“But the director came back with one change in the film and it caught my interest,” Vishal, who is better known as Vishnu, told Scroll.in over the phone from Chennai. “The character was turned into a cop who never actually wanted to become a police officer. So the body language is very subtle and there is no swagger at all.”
On the strength of favourable reviews and swelling audiences, Ratsasan has picked up pace since its release on October 5 and has now opened to more screens in different parts of the country. The film’s cast includes Amala Paul, Kaali Venkat and Ramdoss.
“It is good to know that audiences are willing to watch anybody on the screen provided the acting and content are good,” Vishnu said. “There are no particular prerequisites for a film to do well anymore.”
Ratsasan revolves around the cat-and-mouse game between Arun (Vishnu) and a serial killer on the prowl. While the serial killer genre is anything but new to Tamil cinema, Ratsasan stood out for its realistic and grounded character sketches, Vishnu observed.
“When we usually talk about psychopaths in films, they are loud,” the actor said. “But this character really interested me as he does not even speak in the film. How somebody who does not want to be a cop and who barely speaks is behind a serial killer seemed like a very powerful story to me.”
Vishnu’s preparation involved spending his spare hours in a deserted room in an effort to internalise a feeling of discomfort. “We started off the shoot in this particularly small room, which is my character’s room in the movie,” he said. “All the four walls in the room had photos and details of all the psychopaths from the world.
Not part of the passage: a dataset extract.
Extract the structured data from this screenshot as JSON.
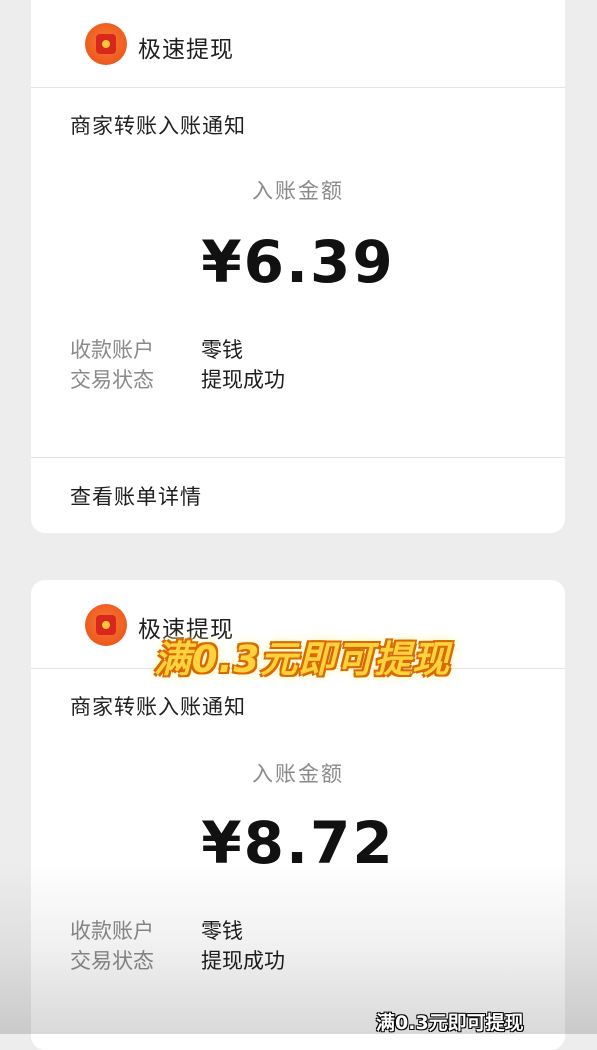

I used to sit in the room for hours even during break time to experience that discomfort.”
Like Arun in the film, Vishnu’s career choice was accidental. The 34-year-old actor was once a professional cricketer playing for Tamil Nadu with dreams of joining the national team. However, Vishnu’s dream was cut short by an injury, after which he found his calling in acting after some persuasion from his family.
“I am not from a film background, so I never knew I was going to end up in films,” Vishnu said. “You give me a cricket bat and I will play anywhere in the world. But in those few months I was bedridden, I took an interest in cinema as I spent my time watching a lot of movies.”
The actor rose to fame with his debut in Suseenthiran’s Vennila Kabadi Kuzhu (2009), in which he played Marimuthu, a spirited kabbadi player in a small town in Tamil Nadu. After a few box office duds, more roles in multi-starrers followed, including Ramkumar’s Mundasupatti (2014) and Indru Netru Naalai (2015).
This was when the actor realised that it was time to pick more character-heavy roles. “It was time to change gears,” Vishnu said. “If I was going to continue the same pattern, I was going to be stuck. So I took my first step with Kathanayagan [the 2017 film]. Even though it did not work, that was my first film in a lead role and it gave me confidence. Ratsasan too was a conscious decision to take up films that let me perform more.”
Vishnu’s journey in a film industry that has its fair share of second-generation actors hasn’t been without struggle and years of rejection.
“There was a time when I was about to quit cinema, and on one such day I went to watch a cricket match at Chepauk stadium,” he recalled. “The moment I entered, this player, who was my junior, scored a six. And suddenly there was a cheer behind me. Rajinikanth sir had come. At that moment, I felt that I was in neither place and felt like a loser in both cricket and cinema.” A few months after that day, Vennila Kabbadi Kuzhu came his way.
The key to surviving in a competitive industry is in taking criticism constructively, Vishnu observed. “I have always tried to do better when people put me down,” he said. “I always look out for criticism so that I understand what to do better.”
After having bagged the production rights to the Hindi remake of Ratsasan, the actor will be seen in Prabhu Solomon’s wildlife drama Kaadan alongside Rana Daggubati and the police comedy Silukkuvarupatti Singam. “It has been a great journey,” he said.